**Your objective**
What the response needs is every record, repeated verbatim, and no images.

:: Provided material

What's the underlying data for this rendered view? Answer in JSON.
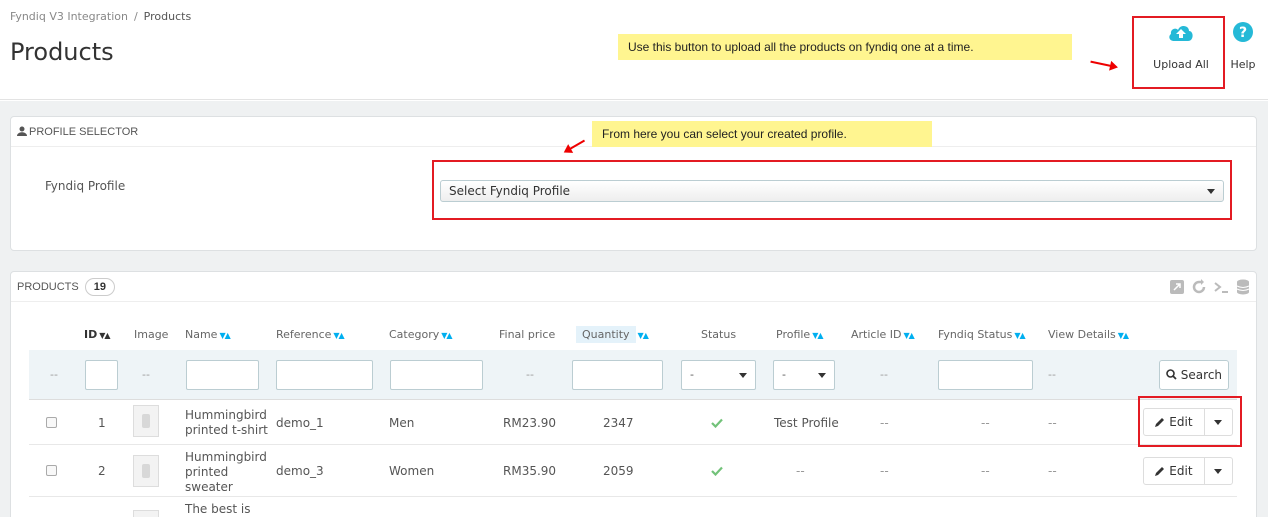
{
  "breadcrumb": {
    "parent": "Fyndiq V3 Integration",
    "separator": "/",
    "current": "Products"
  },
  "page": {
    "title": "Products"
  },
  "toolbar": {
    "upload_label": "Upload All",
    "help_label": "Help"
  },
  "annotations": {
    "upload_note": "Use this button to upload all the products on fyndiq one at a time.",
    "profile_note": "From here you can select your created profile."
  },
  "profile_panel": {
    "heading": "PROFILE SELECTOR",
    "label": "Fyndiq Profile",
    "select_value": "Select Fyndiq Profile"
  },
  "products_panel": {
    "heading": "PRODUCTS",
    "count": "19",
    "columns": [
      "ID",
      "Image",
      "Name",
      "Reference",
      "Category",
      "Final price",
      "Quantity",
      "Status",
      "Profile",
      "Article ID",
      "Fyndiq Status",
      "View Details"
    ],
    "filters": {
      "dash": "--",
      "status_select": "-",
      "profile_select": "-",
      "search_label": "Search"
    },
    "edit_label": "Edit",
    "rows": [
      {
        "id": "1",
        "name": "Hummingbird printed t-shirt",
        "reference": "demo_1",
        "category": "Men",
        "price": "RM23.90",
        "quantity": "2347",
        "profile": "Test Profile",
        "article_id": "--",
        "fyndiq_status": "--",
        "view_details": "--"
      },
      {
        "id": "2",
        "name": "Hummingbird printed sweater",
        "reference": "demo_3",
        "category": "Women",
        "price": "RM35.90",
        "quantity": "2059",
        "profile": "--",
        "article_id": "--",
        "fyndiq_status": "--",
        "view_details": "--"
      },
      {
        "id": "",
        "name": "The best is"
      }
    ]
  },
  "colors": {
    "accent": "#00aff0",
    "success": "#72c279",
    "annotation_red": "#e31b23",
    "note_bg": "#fff590",
    "upload_icon": "#25b9d7"
  }
}
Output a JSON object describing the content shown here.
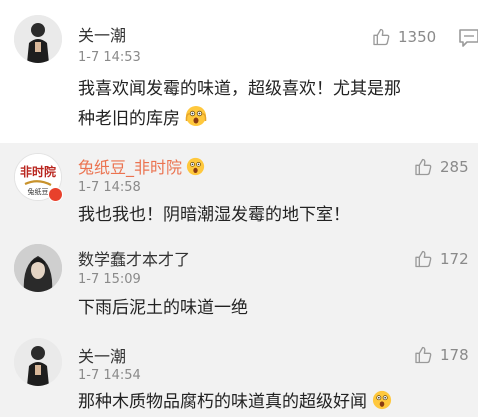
{
  "comments": [
    {
      "author": "关一潮",
      "time": "1-7 14:53",
      "likes": "1350",
      "text": "我喜欢闻发霉的味道，超级喜欢！尤其是那种老旧的库房",
      "line1": "我喜欢闻发霉的味道，超级喜欢！尤其是那",
      "line2": "种老旧的库房",
      "avatar_icon": "person-photo-icon",
      "emoji_icon": "surprised-face-emoji"
    },
    {
      "author": "兔纸豆_非时院",
      "time": "1-7 14:58",
      "likes": "285",
      "text": "我也我也！阴暗潮湿发霉的地下室！",
      "author_color": "#eb7350",
      "avatar_icon": "calligraphy-avatar-icon",
      "badge_icon": "surprised-face-emoji"
    },
    {
      "author": "数学蠢才本才了",
      "time": "1-7 15:09",
      "likes": "172",
      "text": "下雨后泥土的味道一绝",
      "avatar_icon": "person-photo-icon"
    },
    {
      "author": "关一潮",
      "time": "1-7 14:54",
      "likes": "178",
      "text": "那种木质物品腐朽的味道真的超级好闻",
      "avatar_icon": "person-photo-icon",
      "emoji_icon": "surprised-face-emoji"
    }
  ],
  "icons": {
    "like": "thumbs-up-icon",
    "comment": "comment-icon"
  },
  "colors": {
    "author_highlight": "#eb7350",
    "time": "#8a8a8a",
    "secondary_bg": "#f2f2f2"
  }
}
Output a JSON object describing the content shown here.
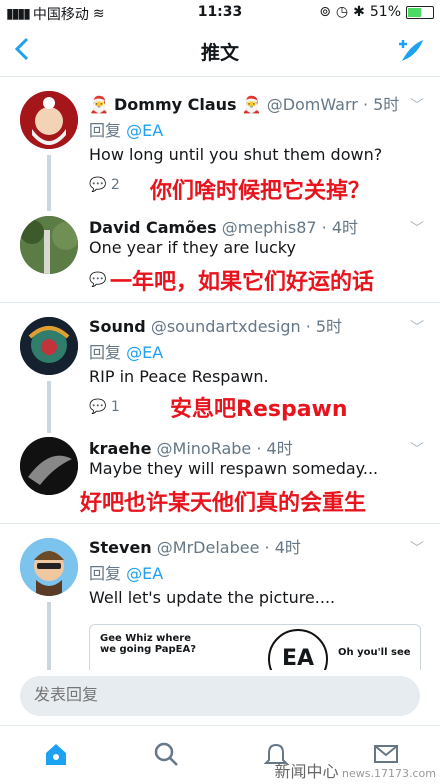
{
  "status": {
    "carrier": "中国移动",
    "time": "11:33",
    "battery": "51%",
    "battery_level": 0.51
  },
  "nav": {
    "title": "推文"
  },
  "tweets": [
    {
      "name": "Dommy Claus",
      "handle": "@DomWarr",
      "time": "· 5时",
      "reply_label": "回复",
      "reply_to": "@EA",
      "text": "How long until you shut them down?",
      "reply_count": "2",
      "overlay": "你们啥时候把它关掉？"
    },
    {
      "name": "David Camões",
      "handle": "@mephis87",
      "time": "· 4时",
      "text": "One year if they are lucky",
      "overlay": "一年吧，如果它们好运的话"
    },
    {
      "name": "Sound",
      "handle": "@soundartxdesign",
      "time": "· 5时",
      "reply_label": "回复",
      "reply_to": "@EA",
      "text": "RIP in Peace Respawn.",
      "reply_count": "1",
      "overlay": "安息吧Respawn"
    },
    {
      "name": "kraehe",
      "handle": "@MinoRabe",
      "time": "· 4时",
      "text": "Maybe they will respawn someday...",
      "overlay": "好吧也许某天他们真的会重生"
    },
    {
      "name": "Steven",
      "handle": "@MrDelabee",
      "time": "· 4时",
      "reply_label": "回复",
      "reply_to": "@EA",
      "text": "Well let's update the picture....",
      "card": {
        "bubble_left": "Gee Whiz where we going PapEA?",
        "logo": "EA",
        "bubble_right": "Oh you'll see"
      }
    }
  ],
  "reply": {
    "placeholder": "发表回复"
  },
  "watermark": {
    "site": "news.17173.com",
    "brand": "新闻中心"
  }
}
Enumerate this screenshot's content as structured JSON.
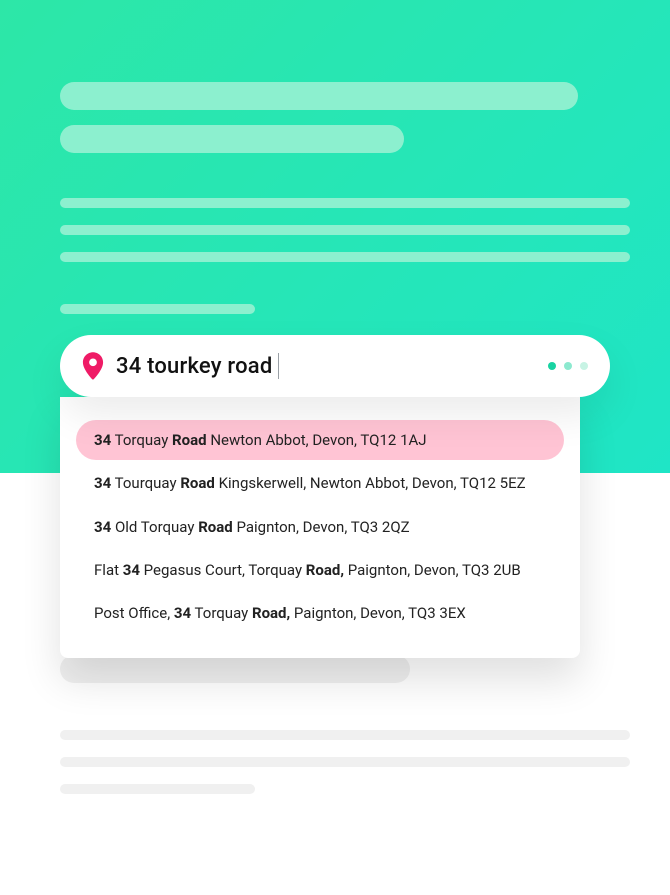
{
  "search": {
    "query": "34 tourkey road",
    "loading_dots": [
      "#19d3a2",
      "#8ce9cf",
      "#c7f3e4"
    ],
    "pin_color": "#ef1b66"
  },
  "suggestions": [
    {
      "selected": true,
      "segments": [
        {
          "t": "34",
          "b": true
        },
        {
          "t": " Torquay "
        },
        {
          "t": "Road",
          "b": true
        },
        {
          "t": " Newton Abbot, Devon, TQ12 1AJ"
        }
      ]
    },
    {
      "selected": false,
      "segments": [
        {
          "t": "34",
          "b": true
        },
        {
          "t": " Tourquay "
        },
        {
          "t": "Road",
          "b": true
        },
        {
          "t": " Kingskerwell, Newton Abbot, Devon, TQ12 5EZ"
        }
      ]
    },
    {
      "selected": false,
      "segments": [
        {
          "t": "34",
          "b": true
        },
        {
          "t": " Old Torquay "
        },
        {
          "t": "Road",
          "b": true
        },
        {
          "t": " Paignton, Devon, TQ3 2QZ"
        }
      ]
    },
    {
      "selected": false,
      "segments": [
        {
          "t": "Flat "
        },
        {
          "t": "34",
          "b": true
        },
        {
          "t": " Pegasus Court, Torquay "
        },
        {
          "t": "Road,",
          "b": true
        },
        {
          "t": " Paignton, Devon, TQ3 2UB"
        }
      ]
    },
    {
      "selected": false,
      "segments": [
        {
          "t": "Post Office, "
        },
        {
          "t": "34",
          "b": true
        },
        {
          "t": " Torquay "
        },
        {
          "t": "Road,",
          "b": true
        },
        {
          "t": " Paignton, Devon, TQ3 3EX"
        }
      ]
    }
  ]
}
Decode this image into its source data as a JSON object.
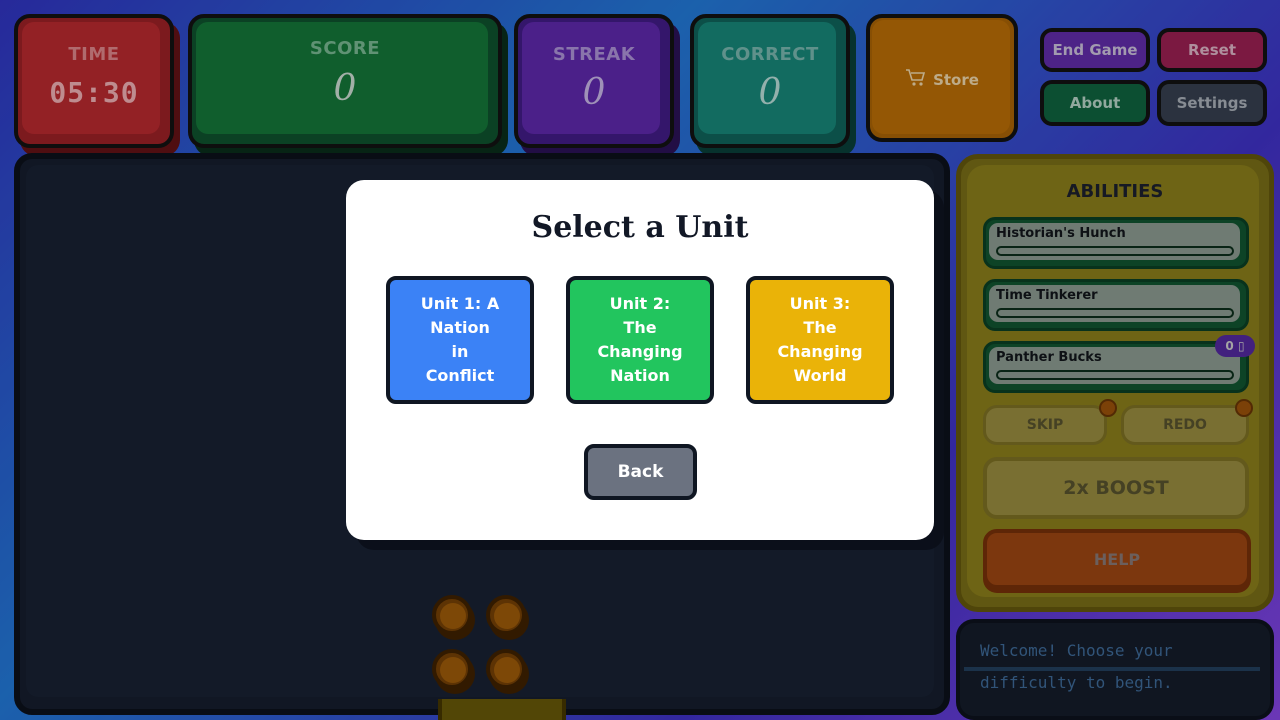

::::

**Answer box**
What's the underlying data for this rendered view? Answer in JSON.
{
  "breadcrumb": {
    "parent": "Fyndiq V3 Integration",
    "separator": "/",
    "current": "Products"
  },
  "page": {
    "title": "Products"
  },
  "toolbar": {
    "upload_label": "Upload All",
    "help_label": "Help"
  },
  "annotations": {
    "upload_note": "Use this button to upload all the products on fyndiq one at a time.",
    "profile_note": "From here you can select your created profile."
  },
  "profile_panel": {
    "heading": "PROFILE SELECTOR",
    "label": "Fyndiq Profile",
    "select_value": "Select Fyndiq Profile"
  },
  "products_panel": {
    "heading": "PRODUCTS",
    "count": "19",
    "columns": [
      "ID",
      "Image",
      "Name",
      "Reference",
      "Category",
      "Final price",
      "Quantity",
      "Status",
      "Profile",
      "Article ID",
      "Fyndiq Status",
      "View Details"
    ],
    "filters": {
      "dash": "--",
      "status_select": "-",
      "profile_select": "-",
      "search_label": "Search"
    },
    "edit_label": "Edit",
    "rows": [
      {
        "id": "1",
        "name": "Hummingbird printed t-shirt",
        "reference": "demo_1",
        "category": "Men",
        "price": "RM23.90",
        "quantity": "2347",
        "profile": "Test Profile",
        "article_id": "--",
        "fyndiq_status": "--",
        "view_details": "--"
      },
      {
        "id": "2",
        "name": "Hummingbird printed sweater",
        "reference": "demo_3",
        "category": "Women",
        "price": "RM35.90",
        "quantity": "2059",
        "profile": "--",
        "article_id": "--",
        "fyndiq_status": "--",
        "view_details": "--"
      },
      {
        "id": "",
        "name": "The best is"
      }
    ]
  },
  "colors": {
    "accent": "#00aff0",
    "success": "#72c279",
    "annotation_red": "#e31b23",
    "note_bg": "#fff590",
    "upload_icon": "#25b9d7"
  }
}
Output a JSON object describing the content shown here.
{
  "comments": [
    {
      "author": "关一潮",
      "time": "1-7 14:53",
      "likes": "1350",
      "text": "我喜欢闻发霉的味道，超级喜欢！尤其是那种老旧的库房",
      "line1": "我喜欢闻发霉的味道，超级喜欢！尤其是那",
      "line2": "种老旧的库房",
      "avatar_icon": "person-photo-icon",
      "emoji_icon": "surprised-face-emoji"
    },
    {
      "author": "兔纸豆_非时院",
      "time": "1-7 14:58",
      "likes": "285",
      "text": "我也我也！阴暗潮湿发霉的地下室！",
      "author_color": "#eb7350",
      "avatar_icon": "calligraphy-avatar-icon",
      "badge_icon": "surprised-face-emoji"
    },
    {
      "author": "数学蠢才本才了",
      "time": "1-7 15:09",
      "likes": "172",
      "text": "下雨后泥土的味道一绝",
      "avatar_icon": "person-photo-icon"
    },
    {
      "author": "关一潮",
      "time": "1-7 14:54",
      "likes": "178",
      "text": "那种木质物品腐朽的味道真的超级好闻",
      "avatar_icon": "person-photo-icon",
      "emoji_icon": "surprised-face-emoji"
    }
  ],
  "icons": {
    "like": "thumbs-up-icon",
    "comment": "comment-icon"
  },
  "colors": {
    "author_highlight": "#eb7350",
    "time": "#8a8a8a",
    "secondary_bg": "#f2f2f2"
  }
}
Output a JSON object describing the content shown here.
{
  "status": {
    "carrier": "中国移动",
    "time": "11:33",
    "battery": "51%",
    "battery_level": 0.51
  },
  "nav": {
    "title": "推文"
  },
  "tweets": [
    {
      "name": "Dommy Claus",
      "handle": "@DomWarr",
      "time": "· 5时",
      "reply_label": "回复",
      "reply_to": "@EA",
      "text": "How long until you shut them down?",
      "reply_count": "2",
      "overlay": "你们啥时候把它关掉？"
    },
    {
      "name": "David Camões",
      "handle": "@mephis87",
      "time": "· 4时",
      "text": "One year if they are lucky",
      "overlay": "一年吧，如果它们好运的话"
    },
    {
      "name": "Sound",
      "handle": "@soundartxdesign",
      "time": "· 5时",
      "reply_label": "回复",
      "reply_to": "@EA",
      "text": "RIP in Peace Respawn.",
      "reply_count": "1",
      "overlay": "安息吧Respawn"
    },
    {
      "name": "kraehe",
      "handle": "@MinoRabe",
      "time": "· 4时",
      "text": "Maybe they will respawn someday...",
      "overlay": "好吧也许某天他们真的会重生"
    },
    {
      "name": "Steven",
      "handle": "@MrDelabee",
      "time": "· 4时",
      "reply_label": "回复",
      "reply_to": "@EA",
      "text": "Well let's update the picture....",
      "card": {
        "bubble_left": "Gee Whiz where we going PapEA?",
        "logo": "EA",
        "bubble_right": "Oh you'll see"
      }
    }
  ],
  "reply": {
    "placeholder": "发表回复"
  },
  "watermark": {
    "site": "news.17173.com",
    "brand": "新闻中心"
  }
}
Enumerate this screenshot's content as structured JSON.
{
  "search": {
    "query": "34 tourkey road",
    "loading_dots": [
      "#19d3a2",
      "#8ce9cf",
      "#c7f3e4"
    ],
    "pin_color": "#ef1b66"
  },
  "suggestions": [
    {
      "selected": true,
      "segments": [
        {
          "t": "34",
          "b": true
        },
        {
          "t": " Torquay "
        },
        {
          "t": "Road",
          "b": true
        },
        {
          "t": " Newton Abbot, Devon, TQ12 1AJ"
        }
      ]
    },
    {
      "selected": false,
      "segments": [
        {
          "t": "34",
          "b": true
        },
        {
          "t": " Tourquay "
        },
        {
          "t": "Road",
          "b": true
        },
        {
          "t": " Kingskerwell, Newton Abbot, Devon, TQ12 5EZ"
        }
      ]
    },
    {
      "selected": false,
      "segments": [
        {
          "t": "34",
          "b": true
        },
        {
          "t": " Old Torquay "
        },
        {
          "t": "Road",
          "b": true
        },
        {
          "t": " Paignton, Devon, TQ3 2QZ"
        }
      ]
    },
    {
      "selected": false,
      "segments": [
        {
          "t": "Flat "
        },
        {
          "t": "34",
          "b": true
        },
        {
          "t": " Pegasus Court, Torquay "
        },
        {
          "t": "Road,",
          "b": true
        },
        {
          "t": " Paignton, Devon, TQ3 2UB"
        }
      ]
    },
    {
      "selected": false,
      "segments": [
        {
          "t": "Post Office, "
        },
        {
          "t": "34",
          "b": true
        },
        {
          "t": " Torquay "
        },
        {
          "t": "Road,",
          "b": true
        },
        {
          "t": " Paignton, Devon, TQ3 3EX"
        }
      ]
    }
  ]
}
Decode this image into its source data as a JSON object.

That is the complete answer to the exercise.